The next year, Lucy raised enough funds to start a suffrage weekly newspaper, The Woman’s Journal. For the first two years, it was edited by Mary Livermore, and then Lucy Stone and Henry Blackwell became the editors. Lucy Stone found working on a newspaper far more compatible with family life, compared with taking to the lecture circuit.
“But I do believe that a woman’s truest place is in a home, with a husband and with children, and with large freedom, pecuniary freedom, personal freedom, and the right to vote.” Lucy Stone to her adult daughter, Alice Stone Blackwell
Their daughter, Alice Stone Blackwell, attended Boston University, where she was one of two women in a class with 26 men. Later, she also became involved in The Woman’s Journal which survived until 1917, the later years under Alice’s sole editorship.
Lucy Stone’s radical move to keep her own name continued to inspire and enrage. In 1879, Massachusetts gave women a limited right to vote: for the school committee. But, in Boston, the registrars refused to let Lucy Stone vote unless she used her husband’s name. She continued to find that, on legal documents and when registering with her husband at hotels, she had to sign as “Lucy Stone, married to Henry Blackwell,” for her signature to be accepted as valid.
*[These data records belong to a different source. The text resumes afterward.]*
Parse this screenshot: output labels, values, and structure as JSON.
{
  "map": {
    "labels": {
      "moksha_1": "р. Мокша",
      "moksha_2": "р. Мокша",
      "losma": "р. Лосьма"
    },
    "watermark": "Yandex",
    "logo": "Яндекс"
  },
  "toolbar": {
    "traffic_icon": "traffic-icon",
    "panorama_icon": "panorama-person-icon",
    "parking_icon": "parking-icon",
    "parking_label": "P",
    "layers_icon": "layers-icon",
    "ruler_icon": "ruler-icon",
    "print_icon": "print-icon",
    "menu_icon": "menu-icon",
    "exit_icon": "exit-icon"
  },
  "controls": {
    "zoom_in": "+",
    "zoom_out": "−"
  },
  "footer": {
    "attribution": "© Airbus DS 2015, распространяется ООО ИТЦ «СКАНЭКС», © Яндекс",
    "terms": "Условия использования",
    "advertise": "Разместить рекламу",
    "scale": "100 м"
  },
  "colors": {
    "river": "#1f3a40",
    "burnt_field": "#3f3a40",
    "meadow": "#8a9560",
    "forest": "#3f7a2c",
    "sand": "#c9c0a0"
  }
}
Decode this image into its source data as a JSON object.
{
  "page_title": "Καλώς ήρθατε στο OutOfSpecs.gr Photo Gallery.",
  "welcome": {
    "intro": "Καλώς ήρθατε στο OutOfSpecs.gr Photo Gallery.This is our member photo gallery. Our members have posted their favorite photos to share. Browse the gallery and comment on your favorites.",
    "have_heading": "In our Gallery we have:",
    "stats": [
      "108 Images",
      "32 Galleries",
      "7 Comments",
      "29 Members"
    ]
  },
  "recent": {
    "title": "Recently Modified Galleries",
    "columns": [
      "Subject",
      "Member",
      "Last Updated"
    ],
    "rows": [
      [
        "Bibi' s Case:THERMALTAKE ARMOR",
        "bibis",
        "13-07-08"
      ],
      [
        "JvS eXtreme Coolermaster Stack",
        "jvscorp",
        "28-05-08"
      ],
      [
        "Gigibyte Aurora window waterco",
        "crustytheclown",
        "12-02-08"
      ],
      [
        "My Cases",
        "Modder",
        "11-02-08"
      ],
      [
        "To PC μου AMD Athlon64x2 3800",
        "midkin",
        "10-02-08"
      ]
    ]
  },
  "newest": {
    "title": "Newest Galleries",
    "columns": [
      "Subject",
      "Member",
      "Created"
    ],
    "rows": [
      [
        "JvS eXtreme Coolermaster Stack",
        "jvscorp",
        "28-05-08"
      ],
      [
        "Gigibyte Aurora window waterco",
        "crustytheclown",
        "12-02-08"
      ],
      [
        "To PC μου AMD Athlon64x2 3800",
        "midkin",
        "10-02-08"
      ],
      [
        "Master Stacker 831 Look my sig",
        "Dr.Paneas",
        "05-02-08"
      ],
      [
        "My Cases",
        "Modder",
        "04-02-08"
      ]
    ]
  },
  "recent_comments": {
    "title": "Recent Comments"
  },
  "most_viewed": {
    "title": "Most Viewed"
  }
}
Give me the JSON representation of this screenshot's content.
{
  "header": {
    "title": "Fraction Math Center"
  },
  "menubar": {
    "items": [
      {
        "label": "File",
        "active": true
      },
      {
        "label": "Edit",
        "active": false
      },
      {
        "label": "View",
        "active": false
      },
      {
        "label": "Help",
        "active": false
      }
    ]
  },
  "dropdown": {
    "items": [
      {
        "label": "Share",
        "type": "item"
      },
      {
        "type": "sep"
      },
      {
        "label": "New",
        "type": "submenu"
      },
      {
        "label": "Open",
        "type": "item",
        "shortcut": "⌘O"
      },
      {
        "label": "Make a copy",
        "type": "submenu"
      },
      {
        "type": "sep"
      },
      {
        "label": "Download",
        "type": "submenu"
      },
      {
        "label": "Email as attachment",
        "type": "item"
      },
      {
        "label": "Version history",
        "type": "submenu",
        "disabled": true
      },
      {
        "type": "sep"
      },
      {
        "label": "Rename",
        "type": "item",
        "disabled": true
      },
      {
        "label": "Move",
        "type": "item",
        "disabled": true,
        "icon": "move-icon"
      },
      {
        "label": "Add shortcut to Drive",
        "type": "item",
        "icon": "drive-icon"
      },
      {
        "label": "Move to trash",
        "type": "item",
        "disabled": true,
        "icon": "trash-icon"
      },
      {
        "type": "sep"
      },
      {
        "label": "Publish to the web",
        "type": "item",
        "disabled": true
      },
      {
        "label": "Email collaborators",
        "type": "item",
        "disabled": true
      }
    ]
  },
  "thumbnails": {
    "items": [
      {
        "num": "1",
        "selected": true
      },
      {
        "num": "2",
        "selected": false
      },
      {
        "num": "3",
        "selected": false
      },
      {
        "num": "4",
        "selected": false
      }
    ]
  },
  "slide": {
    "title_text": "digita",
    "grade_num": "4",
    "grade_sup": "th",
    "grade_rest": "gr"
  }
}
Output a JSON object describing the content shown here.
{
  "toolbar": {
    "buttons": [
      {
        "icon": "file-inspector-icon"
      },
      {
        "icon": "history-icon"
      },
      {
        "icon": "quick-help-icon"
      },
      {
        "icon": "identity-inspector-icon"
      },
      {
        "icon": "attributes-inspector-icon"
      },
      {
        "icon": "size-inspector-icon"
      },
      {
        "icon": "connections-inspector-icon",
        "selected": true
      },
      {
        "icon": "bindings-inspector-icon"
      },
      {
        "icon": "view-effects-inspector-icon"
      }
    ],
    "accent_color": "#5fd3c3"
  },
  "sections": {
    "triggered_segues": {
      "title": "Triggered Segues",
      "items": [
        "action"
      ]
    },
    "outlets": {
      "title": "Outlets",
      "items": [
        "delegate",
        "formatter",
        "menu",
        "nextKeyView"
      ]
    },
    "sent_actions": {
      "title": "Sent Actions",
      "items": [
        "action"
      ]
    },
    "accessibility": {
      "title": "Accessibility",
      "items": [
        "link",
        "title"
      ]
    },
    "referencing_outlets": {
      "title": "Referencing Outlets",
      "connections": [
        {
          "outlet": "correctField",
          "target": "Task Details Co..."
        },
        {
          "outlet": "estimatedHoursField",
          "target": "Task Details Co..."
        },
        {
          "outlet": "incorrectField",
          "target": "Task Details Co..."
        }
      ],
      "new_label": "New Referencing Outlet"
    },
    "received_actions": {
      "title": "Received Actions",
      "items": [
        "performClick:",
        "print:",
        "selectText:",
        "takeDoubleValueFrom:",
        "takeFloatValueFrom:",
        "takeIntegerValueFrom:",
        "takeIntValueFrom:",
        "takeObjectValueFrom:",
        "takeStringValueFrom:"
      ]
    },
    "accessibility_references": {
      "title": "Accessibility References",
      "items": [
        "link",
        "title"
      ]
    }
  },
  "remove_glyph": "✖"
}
For all her radical reputation, Lucy Stone was identified in this later period with the conservative wing of the woman suffrage movement. The Woman’s Journal under Stone and Blackwell maintained a Republican Party line, opposing, for instance, labor movement organizing and strikes and Victoria Woodhull’s radicalism, in contrast to the Anthony-Stanton NWSA.
(Other differences in strategy between the two wings included the AWSA’s following a strategy of state-by-state suffrage amendments, and the NWSA’s support of a national constitutional amendment. The AWSA remained largely middle class, while the AWSA embraced working class issues and members.)
Lucy Stone did, in the 1880s, welcome Edward Bellamy’s American version of Utopian socialism, as did many other woman suffrage activists. Bellamy’s vision in Looking Backward drew a vivid picture of a society with economic and social equality for women.
In 1890, Alice Stone Blackwell, now a leader in the woman suffrage movement in her own right, engineered a re-unification of the two competing suffrage organizations. The National Woman Suffrage Association and the American Woman Suffrage Association united to form the National American Woman Suffrage Association, with Elizabeth Cady Stanton as President, Susan B. Anthony as Vice President, and Lucy Stone as chairman of the executive committee.
“I think, with never-ending gratitude, that the young women of today do not and can never know at what price their right to free speech and to speak at all in public has been earned.” 1893
Stone’s voice had already faded, and she rarely spoke to large groups, but in 1893, she gave lectures at the World’s Columbian Exposition. A few months later, she died in Boston of cancer and was cremated. Her last words to her daughter were “Make the world better.”
Lucy Stone is less well known today than Elizabeth Cady Stanton or Susan B. Anthony — or Julia Ward Howe, whose “Battle Hymn of the Republic” helped immortalize her name. Her daughter, Alice Stone Blackwell, published her mother’s biography, Lucy Stone, Pioneer of Woman’s Rights, in 1930, helping to keep her name and contributions known. But Lucy Stone is still remembered, today, primarily as the first woman to keep her own name after marriage, and women who follow that custom are sometimes called “Lucy Stoners.”
reprint ~ article by Jone Johnson Lewis on About.com Guide – Women’s History